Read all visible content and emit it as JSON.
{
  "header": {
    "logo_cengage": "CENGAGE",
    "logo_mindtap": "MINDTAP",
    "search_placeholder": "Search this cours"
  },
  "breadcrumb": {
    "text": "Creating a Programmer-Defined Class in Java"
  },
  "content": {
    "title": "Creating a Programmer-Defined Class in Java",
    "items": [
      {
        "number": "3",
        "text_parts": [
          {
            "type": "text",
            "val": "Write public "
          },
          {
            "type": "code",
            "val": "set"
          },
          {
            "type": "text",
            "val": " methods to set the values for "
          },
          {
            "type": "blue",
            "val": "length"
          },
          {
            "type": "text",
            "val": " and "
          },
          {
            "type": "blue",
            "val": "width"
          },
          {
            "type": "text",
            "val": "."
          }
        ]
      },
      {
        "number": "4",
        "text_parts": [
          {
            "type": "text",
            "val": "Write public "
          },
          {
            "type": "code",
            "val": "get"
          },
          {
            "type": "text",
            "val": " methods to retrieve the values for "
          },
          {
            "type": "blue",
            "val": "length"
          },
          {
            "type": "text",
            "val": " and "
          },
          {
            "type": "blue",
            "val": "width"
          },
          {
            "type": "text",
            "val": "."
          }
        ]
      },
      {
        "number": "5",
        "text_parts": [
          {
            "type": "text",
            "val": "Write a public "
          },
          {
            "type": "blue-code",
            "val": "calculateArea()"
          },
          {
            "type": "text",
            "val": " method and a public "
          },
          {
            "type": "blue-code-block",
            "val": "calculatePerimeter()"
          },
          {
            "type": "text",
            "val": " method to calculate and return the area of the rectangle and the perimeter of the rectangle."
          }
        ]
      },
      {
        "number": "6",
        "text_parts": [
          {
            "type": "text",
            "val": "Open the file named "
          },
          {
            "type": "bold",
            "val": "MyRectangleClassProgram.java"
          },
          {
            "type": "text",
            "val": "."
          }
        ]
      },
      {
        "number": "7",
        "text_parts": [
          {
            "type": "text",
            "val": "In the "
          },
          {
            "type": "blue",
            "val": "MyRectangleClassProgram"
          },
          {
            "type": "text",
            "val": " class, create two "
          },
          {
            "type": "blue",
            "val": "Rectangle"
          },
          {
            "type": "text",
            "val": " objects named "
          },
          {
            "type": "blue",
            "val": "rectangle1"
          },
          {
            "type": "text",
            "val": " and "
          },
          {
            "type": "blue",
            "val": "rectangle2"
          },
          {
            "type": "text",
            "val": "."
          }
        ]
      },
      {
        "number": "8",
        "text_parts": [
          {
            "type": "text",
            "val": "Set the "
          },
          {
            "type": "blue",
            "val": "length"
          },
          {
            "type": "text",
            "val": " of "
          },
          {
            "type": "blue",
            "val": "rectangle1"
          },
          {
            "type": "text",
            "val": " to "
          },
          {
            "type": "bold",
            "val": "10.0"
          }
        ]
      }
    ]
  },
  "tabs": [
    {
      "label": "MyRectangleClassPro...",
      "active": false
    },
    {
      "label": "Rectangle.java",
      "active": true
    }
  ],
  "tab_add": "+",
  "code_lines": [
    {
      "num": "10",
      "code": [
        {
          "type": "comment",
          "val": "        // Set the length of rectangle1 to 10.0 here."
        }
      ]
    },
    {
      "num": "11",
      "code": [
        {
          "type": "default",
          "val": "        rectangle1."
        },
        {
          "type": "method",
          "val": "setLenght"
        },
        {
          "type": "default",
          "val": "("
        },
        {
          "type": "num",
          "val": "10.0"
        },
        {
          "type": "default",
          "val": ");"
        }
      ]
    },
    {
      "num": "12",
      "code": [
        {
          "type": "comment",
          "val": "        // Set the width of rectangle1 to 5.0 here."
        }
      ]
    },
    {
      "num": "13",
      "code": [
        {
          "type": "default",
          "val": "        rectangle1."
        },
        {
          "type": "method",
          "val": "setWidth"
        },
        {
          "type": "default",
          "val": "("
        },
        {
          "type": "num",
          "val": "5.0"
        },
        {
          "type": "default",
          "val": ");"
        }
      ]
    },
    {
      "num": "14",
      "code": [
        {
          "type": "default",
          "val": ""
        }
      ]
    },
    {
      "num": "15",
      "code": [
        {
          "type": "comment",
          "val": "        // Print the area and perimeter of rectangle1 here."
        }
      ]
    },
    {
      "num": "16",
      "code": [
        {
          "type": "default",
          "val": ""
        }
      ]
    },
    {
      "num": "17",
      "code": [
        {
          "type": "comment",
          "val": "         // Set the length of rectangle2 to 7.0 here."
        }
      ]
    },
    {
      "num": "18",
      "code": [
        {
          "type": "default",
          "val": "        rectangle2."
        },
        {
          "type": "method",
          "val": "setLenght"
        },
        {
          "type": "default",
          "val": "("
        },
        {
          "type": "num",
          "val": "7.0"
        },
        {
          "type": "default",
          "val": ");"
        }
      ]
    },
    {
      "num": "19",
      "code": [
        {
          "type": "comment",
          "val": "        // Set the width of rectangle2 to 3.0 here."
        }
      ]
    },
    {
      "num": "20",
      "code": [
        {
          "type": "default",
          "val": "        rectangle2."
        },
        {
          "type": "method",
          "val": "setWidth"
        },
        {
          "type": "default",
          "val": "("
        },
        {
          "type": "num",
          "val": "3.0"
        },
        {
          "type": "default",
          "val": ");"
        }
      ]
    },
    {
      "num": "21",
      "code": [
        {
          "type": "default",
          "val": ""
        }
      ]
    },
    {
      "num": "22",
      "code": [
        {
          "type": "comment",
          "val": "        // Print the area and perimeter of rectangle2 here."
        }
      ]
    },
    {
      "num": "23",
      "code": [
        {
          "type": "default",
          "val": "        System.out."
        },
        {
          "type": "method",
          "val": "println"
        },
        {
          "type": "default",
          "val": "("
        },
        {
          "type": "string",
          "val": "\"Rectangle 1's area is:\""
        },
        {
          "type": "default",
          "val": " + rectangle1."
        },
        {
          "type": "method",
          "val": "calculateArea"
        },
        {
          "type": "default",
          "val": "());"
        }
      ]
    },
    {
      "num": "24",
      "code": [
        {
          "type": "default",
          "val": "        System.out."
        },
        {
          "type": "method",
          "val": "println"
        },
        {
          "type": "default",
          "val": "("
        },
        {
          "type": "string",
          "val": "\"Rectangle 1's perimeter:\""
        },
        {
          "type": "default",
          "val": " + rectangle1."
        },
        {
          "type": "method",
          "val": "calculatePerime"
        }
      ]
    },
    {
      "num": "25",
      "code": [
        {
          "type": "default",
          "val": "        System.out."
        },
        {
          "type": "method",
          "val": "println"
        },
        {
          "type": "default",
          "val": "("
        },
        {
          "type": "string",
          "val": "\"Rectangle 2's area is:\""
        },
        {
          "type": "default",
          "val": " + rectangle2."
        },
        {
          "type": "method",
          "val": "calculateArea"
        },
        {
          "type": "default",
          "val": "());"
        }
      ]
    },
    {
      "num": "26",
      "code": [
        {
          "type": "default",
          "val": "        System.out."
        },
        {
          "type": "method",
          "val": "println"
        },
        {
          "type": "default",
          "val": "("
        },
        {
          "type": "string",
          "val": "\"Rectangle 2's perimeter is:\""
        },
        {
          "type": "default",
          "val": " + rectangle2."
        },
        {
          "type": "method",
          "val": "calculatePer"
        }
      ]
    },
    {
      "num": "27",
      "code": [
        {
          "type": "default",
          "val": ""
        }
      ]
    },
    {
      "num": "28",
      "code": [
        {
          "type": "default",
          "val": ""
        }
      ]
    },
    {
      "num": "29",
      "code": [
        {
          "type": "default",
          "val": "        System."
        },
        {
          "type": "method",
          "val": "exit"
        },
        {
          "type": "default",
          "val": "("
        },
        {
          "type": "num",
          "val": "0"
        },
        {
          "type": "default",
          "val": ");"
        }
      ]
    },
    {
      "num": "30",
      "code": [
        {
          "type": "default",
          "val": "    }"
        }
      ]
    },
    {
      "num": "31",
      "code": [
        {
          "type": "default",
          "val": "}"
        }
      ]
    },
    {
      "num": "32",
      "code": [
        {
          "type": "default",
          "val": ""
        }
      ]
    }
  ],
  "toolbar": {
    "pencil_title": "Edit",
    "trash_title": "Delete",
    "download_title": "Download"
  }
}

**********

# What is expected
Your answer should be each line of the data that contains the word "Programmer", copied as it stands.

# Output below
    "text": "Creating a Programmer-Defined Class in Java"
    "title": "Creating a Programmer-Defined Class in Java",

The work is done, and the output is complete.